Antiquorum Orders Audit of ‘Financial Management’

Antiquorum Auctioneers, the world’s leading fine watch auction house, is conducting an audit “regarding financial management and governance” in the wake of the departure of its founder and former chairman; its former managing director, and its former financial and administrative director.

The audit was “ordered,” said an Aug. 22 statement issued by Antiquorum, following the Aug. 2 ouster of Osvaldo Patrizzi, founder, chairman, and chief executive officer of Antiquorum by its majority shareholders on Aug. 2. Patrizzi planned to retire at the end of 2008. However, this took “immediate effect after irreconcilable opinions with regard to the strategic focus of the company became explicit,” says Antiquorum’s statement.

Also leaving about the same time as Patrizzi were Michel Cohendet, managing director of Antiquorum, and his son Alex Cohendet, Antiquorum financial and administrative director. The Antiquorum statement made no mention of them.

Concerning the audit of Antiquorum’s books, Antiquorum spokesperson Karin Tasso earlier told JCK that it might take “some weeks more,” and that the action “isn’t unusual. It occurs whenever you have a big change like this, when you start fresh.” Antiquorum also closed the showroom at its headquarters in Geneva, Switzerland, for the first half of August for inventory control.

Temporarily succeeding Patrizzi is John Tsukahara, a director of ArtistHouse Holdings, the Japanese company which became a partner of Antiquorum in 2006 and now holds majority control. Tsukahara has “taken over ad interim management” of Antiquorum, said the Aug. 22 statement. JCK was told earlier that Antiquorum’s new management is seeking someone to fill the post permanently.

The sudden departure of Patrizzi, a pioneer in online watch auctions and cultivating the international watch collectors’ market, had sparked some comments and questions in Internet chatrooms and forums for watch enthusiasts since early August. However, Antiquorum’s Aug. 22 statement is its formal comment on the matter.

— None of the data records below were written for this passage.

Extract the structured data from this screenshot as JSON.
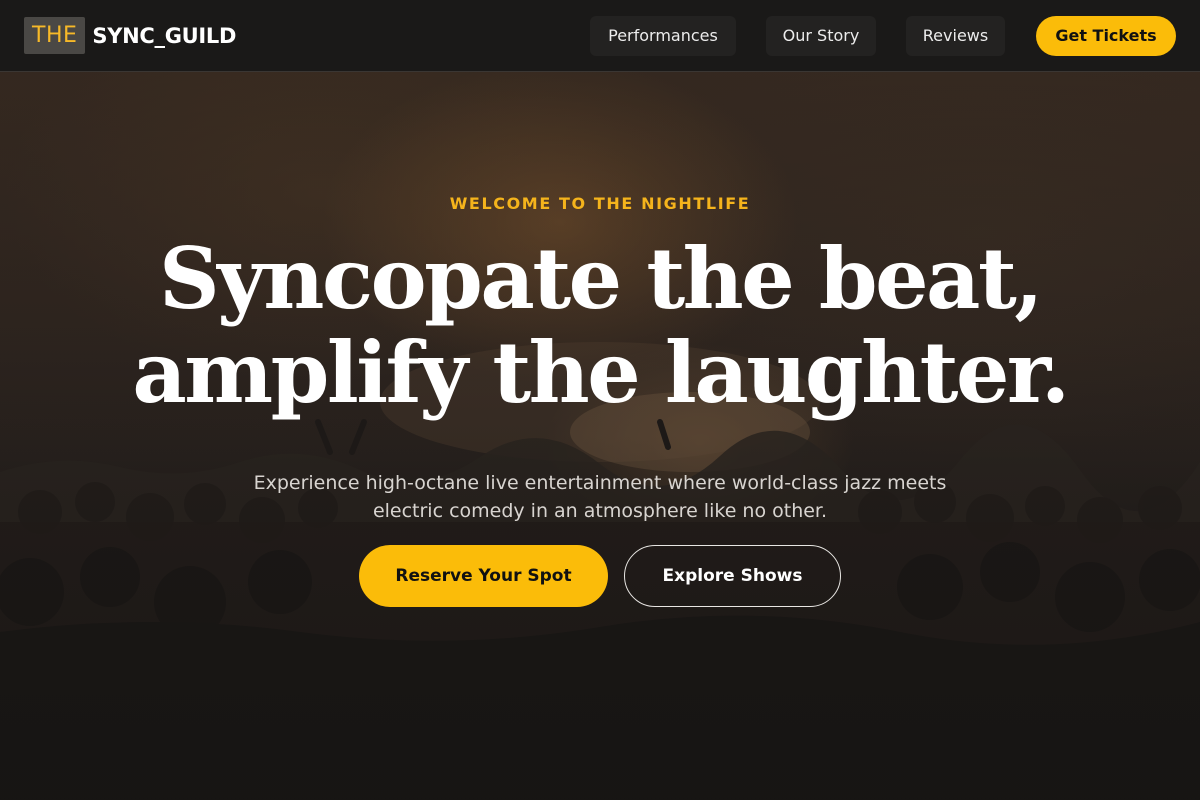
{
  "header": {
    "logo": {
      "badge": "THE",
      "name": "SYNC_GUILD"
    },
    "nav": [
      {
        "label": "Performances"
      },
      {
        "label": "Our Story"
      },
      {
        "label": "Reviews"
      }
    ],
    "cta_label": "Get Tickets"
  },
  "hero": {
    "eyebrow": "WELCOME TO THE NIGHTLIFE",
    "headline_line1": "Syncopate the beat,",
    "headline_line2": "amplify the laughter.",
    "subtitle": "Experience high-octane live entertainment where world-class jazz meets electric comedy in an atmosphere like no other.",
    "primary_button": "Reserve Your Spot",
    "secondary_button": "Explore Shows",
    "background_image": "concert-crowd-photo"
  },
  "colors": {
    "accent": "#fbbc09",
    "header_bg": "#1a1918",
    "nav_pill_bg": "#232221",
    "text_primary": "#ffffff",
    "text_secondary": "#d8d4d0",
    "logo_badge_bg": "#4a4845"
  }
}
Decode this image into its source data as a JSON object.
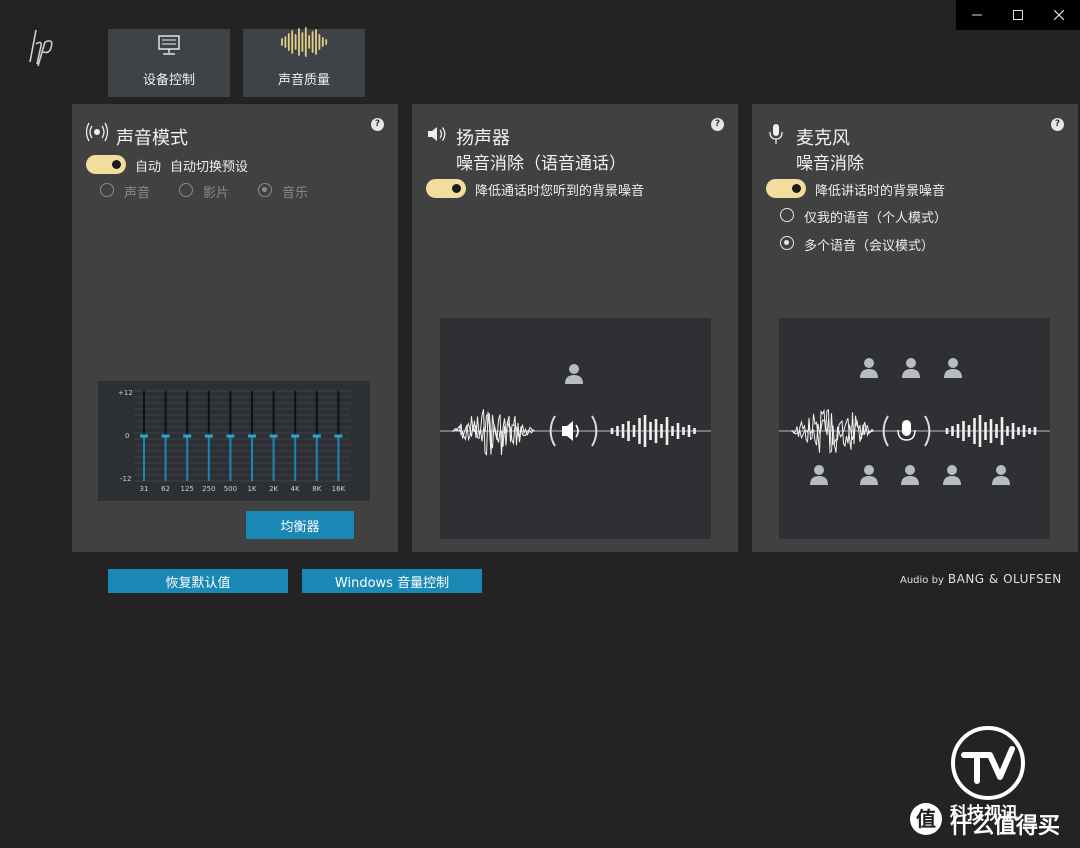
{
  "window": {
    "minimize_icon": "minimize-icon",
    "maximize_icon": "maximize-icon",
    "close_icon": "close-icon"
  },
  "top_tabs": [
    {
      "label": "设备控制",
      "icon": "monitor-icon"
    },
    {
      "label": "声音质量",
      "icon": "waveform-icon"
    }
  ],
  "sound_mode": {
    "title": "声音模式",
    "toggle_on": true,
    "toggle_label": "自动",
    "toggle_desc": "自动切换预设",
    "options": [
      "声音",
      "影片",
      "音乐"
    ],
    "selected": "音乐",
    "equalizer": {
      "y_labels": [
        "+12",
        "0",
        "-12"
      ],
      "bands": [
        "31",
        "62",
        "125",
        "250",
        "500",
        "1K",
        "2K",
        "4K",
        "8K",
        "16K"
      ],
      "gains_db": [
        0,
        0,
        0,
        0,
        0,
        0,
        0,
        0,
        0,
        0
      ]
    },
    "equalizer_button": "均衡器"
  },
  "speaker": {
    "title": "扬声器",
    "subtitle": "噪音消除（语音通话）",
    "toggle_on": true,
    "toggle_label": "降低通话时您听到的背景噪音"
  },
  "microphone": {
    "title": "麦克风",
    "subtitle": "噪音消除",
    "toggle_on": true,
    "toggle_label": "降低讲话时的背景噪音",
    "options": [
      "仅我的语音（个人模式）",
      "多个语音（会议模式）"
    ],
    "selected": "多个语音（会议模式）"
  },
  "help_label": "?",
  "bottom_buttons": {
    "restore": "恢复默认值",
    "windows_volume": "Windows 音量控制"
  },
  "brand": {
    "prefix": "Audio by",
    "name": "BANG & OLUFSEN"
  },
  "watermark": {
    "text": "科技视讯",
    "badge": "值",
    "site": "什么值得买"
  },
  "colors": {
    "accent": "#1a88b4",
    "toggle": "#f2dc9e",
    "panel": "#414141",
    "background": "#232323"
  }
}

“Despite Mr. Patrizzi’s pre-term department, business is in full swing” said Tasso. Its operations, long-term projects, planned events, and scheduled auctions are unaffected, she said. Antiquorum’s team of well-known watch experts, such as Brandon Thomas and Etienne Lemenager, continue to do “intensive work” on upcoming auctions, she noted. “We look forward to an exciting autumn auction season,” in particular the Sept. 20th “Only Watch” auction in Monaco, held under the patronage of Prince Albert II of Monaco, and led by auctioneers Brandon Thomas and Nicholas Mauboussin.

Also unaffected is TimeZone.com, the world’s largest English language community Web site for wristwatch enthusiasts, which Antiquorum bought early this year.

Osvaldo Patrizzi founded Antiquorum in 1974 and built it into the world’s leading auction house for fine timepieces and a leading source for the world’s watch collectors. Antiquorum has chalked up many world records in auctions of watches, clocks, and other timekeeping devices. In recent years, about 80 percent of all watches sold at auction above $800,000 were sold by it.

Antiquorum is an Internet pioneer, being the first auction house (in the early 1980s) to takes its watch auctions online (letting collectors both follow an auction and bid online). It’s known for its beautiful watch auction catalogs and for its thematic auctions, such as “The Quarter Millennium of Vacheron Constantin” (2005), with sales totaling $15.1 million, a record for the brand, or the April 2007, “Omegamania” auction of 300 rare Omega watches, totaling $5.5 million, which set several world records.

Today Antiquorum is headquartered in Geneva, with branches in 10 cities serving 13 countries, including New York (Antiquorum USA); London, Moscow, Paris, Milan, Munich, Shanghai, and Tokyo.

In 2006, Antiquorum sold 50 percent of its equity for about $30 million to Tokyo-based ArtistHouse Holdings Inc., which has businesses in entertainment, publishing, and Internet technology. The deal kept Patrizzi as Antiquorum’s chairman and CEO, and was expected to enable Antiquorum to expand its Asian publishing and Internet operations.

Early this year, Antiquorum announced its purchase of 13-year-old Timezone.com, the largest English language community Web site for watch enthusiasts, with over 45,000 registered users worldwide.